→ **What is being asked**
All lines in the material with the string "this" should be listed.

→ **Supplied data**
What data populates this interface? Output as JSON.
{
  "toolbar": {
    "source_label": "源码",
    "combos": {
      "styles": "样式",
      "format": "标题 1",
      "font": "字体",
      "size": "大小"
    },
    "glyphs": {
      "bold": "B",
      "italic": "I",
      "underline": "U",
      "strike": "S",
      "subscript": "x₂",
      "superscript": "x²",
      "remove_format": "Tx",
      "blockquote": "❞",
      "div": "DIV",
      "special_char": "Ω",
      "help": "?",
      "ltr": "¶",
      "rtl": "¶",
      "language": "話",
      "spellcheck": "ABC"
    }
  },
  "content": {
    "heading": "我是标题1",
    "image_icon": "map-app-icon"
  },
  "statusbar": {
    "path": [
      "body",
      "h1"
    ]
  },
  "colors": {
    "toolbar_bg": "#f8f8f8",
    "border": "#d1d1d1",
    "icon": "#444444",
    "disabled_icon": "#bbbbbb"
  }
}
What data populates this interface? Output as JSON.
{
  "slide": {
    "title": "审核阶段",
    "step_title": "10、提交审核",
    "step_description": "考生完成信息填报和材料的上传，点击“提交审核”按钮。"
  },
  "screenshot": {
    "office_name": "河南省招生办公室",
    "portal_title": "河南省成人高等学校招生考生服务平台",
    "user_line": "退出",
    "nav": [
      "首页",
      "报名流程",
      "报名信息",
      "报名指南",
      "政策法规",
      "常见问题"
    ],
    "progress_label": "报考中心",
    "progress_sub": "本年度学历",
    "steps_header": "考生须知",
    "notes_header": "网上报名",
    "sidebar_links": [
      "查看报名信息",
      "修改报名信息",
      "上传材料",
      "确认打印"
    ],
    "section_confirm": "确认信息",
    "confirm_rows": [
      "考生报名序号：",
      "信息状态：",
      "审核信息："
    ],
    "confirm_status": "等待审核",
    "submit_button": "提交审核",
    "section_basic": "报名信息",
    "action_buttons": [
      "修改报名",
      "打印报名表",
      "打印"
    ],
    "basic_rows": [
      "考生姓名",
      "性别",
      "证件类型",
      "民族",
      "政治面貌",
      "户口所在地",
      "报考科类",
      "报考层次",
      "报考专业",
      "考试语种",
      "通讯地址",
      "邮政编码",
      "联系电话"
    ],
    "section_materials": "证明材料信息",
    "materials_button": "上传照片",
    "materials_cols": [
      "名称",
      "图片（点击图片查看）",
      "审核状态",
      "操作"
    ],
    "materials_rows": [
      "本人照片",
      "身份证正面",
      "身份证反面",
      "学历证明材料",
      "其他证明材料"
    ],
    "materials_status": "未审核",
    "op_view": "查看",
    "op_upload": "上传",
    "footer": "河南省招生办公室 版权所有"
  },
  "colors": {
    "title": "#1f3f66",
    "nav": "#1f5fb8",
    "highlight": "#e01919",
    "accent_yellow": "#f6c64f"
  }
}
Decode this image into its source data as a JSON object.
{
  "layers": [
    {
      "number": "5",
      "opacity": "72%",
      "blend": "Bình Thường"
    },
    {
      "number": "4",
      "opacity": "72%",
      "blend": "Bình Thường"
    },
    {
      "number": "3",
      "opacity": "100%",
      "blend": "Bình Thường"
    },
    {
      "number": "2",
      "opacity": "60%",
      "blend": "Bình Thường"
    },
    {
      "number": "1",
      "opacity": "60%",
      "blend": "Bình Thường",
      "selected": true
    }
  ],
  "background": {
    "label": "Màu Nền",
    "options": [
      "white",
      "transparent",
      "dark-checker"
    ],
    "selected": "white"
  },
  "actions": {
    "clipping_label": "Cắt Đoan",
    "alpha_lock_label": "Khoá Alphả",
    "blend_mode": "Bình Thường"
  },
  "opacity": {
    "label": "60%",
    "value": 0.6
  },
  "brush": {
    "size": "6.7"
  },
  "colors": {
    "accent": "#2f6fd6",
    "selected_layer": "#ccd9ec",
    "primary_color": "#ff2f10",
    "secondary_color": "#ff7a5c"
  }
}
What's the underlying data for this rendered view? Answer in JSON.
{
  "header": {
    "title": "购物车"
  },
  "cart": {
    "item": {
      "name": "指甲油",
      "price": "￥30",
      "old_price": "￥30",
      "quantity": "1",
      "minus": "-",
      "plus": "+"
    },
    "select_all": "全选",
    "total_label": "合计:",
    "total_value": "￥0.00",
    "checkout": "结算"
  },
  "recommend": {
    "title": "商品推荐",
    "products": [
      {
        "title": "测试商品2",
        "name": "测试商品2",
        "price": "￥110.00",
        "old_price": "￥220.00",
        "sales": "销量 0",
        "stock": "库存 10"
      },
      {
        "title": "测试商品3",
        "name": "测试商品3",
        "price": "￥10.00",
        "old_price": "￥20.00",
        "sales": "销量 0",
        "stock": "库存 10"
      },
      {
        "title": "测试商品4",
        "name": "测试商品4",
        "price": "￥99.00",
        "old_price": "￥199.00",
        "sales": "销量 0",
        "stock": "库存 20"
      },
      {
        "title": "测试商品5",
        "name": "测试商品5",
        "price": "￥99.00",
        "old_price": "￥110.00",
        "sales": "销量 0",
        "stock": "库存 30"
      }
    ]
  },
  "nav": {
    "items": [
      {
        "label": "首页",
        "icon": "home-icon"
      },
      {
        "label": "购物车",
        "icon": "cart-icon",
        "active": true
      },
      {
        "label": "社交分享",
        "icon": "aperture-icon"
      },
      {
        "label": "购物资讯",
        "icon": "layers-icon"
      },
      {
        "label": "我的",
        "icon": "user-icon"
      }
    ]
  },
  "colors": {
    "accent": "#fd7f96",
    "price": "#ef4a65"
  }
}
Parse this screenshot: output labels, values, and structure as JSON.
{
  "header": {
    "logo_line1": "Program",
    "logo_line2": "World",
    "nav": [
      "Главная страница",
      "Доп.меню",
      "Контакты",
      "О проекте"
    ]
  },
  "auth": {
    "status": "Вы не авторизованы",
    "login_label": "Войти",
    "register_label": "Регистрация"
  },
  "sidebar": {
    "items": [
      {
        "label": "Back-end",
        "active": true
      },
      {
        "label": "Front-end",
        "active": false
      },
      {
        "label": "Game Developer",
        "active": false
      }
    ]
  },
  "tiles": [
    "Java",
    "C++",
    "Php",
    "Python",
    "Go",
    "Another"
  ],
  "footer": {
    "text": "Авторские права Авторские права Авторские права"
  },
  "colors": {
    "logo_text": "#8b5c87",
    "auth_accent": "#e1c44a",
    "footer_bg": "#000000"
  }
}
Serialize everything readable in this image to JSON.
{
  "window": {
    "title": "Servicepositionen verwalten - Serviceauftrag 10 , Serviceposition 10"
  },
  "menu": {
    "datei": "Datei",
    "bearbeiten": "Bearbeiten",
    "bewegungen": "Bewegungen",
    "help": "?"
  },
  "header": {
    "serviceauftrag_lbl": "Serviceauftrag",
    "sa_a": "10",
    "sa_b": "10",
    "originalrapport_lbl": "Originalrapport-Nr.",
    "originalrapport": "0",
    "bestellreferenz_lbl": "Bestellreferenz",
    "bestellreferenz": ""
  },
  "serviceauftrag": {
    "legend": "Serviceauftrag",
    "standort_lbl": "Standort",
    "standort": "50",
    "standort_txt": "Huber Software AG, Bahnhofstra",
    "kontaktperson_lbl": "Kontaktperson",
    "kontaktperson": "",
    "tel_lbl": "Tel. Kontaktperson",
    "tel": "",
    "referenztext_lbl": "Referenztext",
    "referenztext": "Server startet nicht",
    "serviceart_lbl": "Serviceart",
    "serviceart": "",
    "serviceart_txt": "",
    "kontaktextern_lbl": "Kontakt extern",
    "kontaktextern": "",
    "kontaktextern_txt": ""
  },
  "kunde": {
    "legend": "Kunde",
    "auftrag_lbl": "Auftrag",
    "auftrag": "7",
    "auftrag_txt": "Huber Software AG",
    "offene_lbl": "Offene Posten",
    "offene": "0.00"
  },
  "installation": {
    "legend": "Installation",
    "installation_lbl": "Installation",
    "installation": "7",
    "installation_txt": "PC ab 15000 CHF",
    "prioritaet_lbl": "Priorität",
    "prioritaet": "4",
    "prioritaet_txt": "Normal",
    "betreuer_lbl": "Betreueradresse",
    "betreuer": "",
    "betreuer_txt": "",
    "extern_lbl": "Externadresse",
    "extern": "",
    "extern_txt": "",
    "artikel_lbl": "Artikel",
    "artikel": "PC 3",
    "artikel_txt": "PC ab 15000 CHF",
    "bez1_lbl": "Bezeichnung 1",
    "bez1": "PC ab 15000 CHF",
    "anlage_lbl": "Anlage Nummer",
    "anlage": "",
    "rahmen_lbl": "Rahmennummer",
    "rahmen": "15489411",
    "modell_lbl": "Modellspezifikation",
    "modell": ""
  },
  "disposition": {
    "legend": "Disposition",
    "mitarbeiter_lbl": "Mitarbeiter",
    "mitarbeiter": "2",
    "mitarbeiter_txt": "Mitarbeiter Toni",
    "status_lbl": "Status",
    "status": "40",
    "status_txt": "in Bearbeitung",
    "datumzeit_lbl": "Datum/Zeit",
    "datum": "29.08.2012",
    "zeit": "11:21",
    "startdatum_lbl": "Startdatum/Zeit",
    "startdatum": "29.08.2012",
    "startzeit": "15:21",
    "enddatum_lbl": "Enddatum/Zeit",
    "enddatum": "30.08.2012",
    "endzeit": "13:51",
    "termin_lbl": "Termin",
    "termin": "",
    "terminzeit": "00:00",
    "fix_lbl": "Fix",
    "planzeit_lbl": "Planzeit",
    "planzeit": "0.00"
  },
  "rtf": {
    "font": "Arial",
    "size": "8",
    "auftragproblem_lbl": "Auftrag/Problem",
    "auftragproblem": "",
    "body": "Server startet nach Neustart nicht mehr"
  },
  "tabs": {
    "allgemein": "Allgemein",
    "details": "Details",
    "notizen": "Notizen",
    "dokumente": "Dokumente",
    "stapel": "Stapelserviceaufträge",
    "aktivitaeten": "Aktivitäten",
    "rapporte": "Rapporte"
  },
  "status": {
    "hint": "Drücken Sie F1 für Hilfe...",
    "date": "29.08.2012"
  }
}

→ **Answer box**
What data populates this interface? Output as JSON.
What data populates this interface? Output as JSON.
Decode this image into its source data as a JSON object.
What's the underlying data for this rendered view? Answer in JSON.
Parse this screenshot: output labels, values, and structure as JSON.
Serialize everything readable in this image to JSON.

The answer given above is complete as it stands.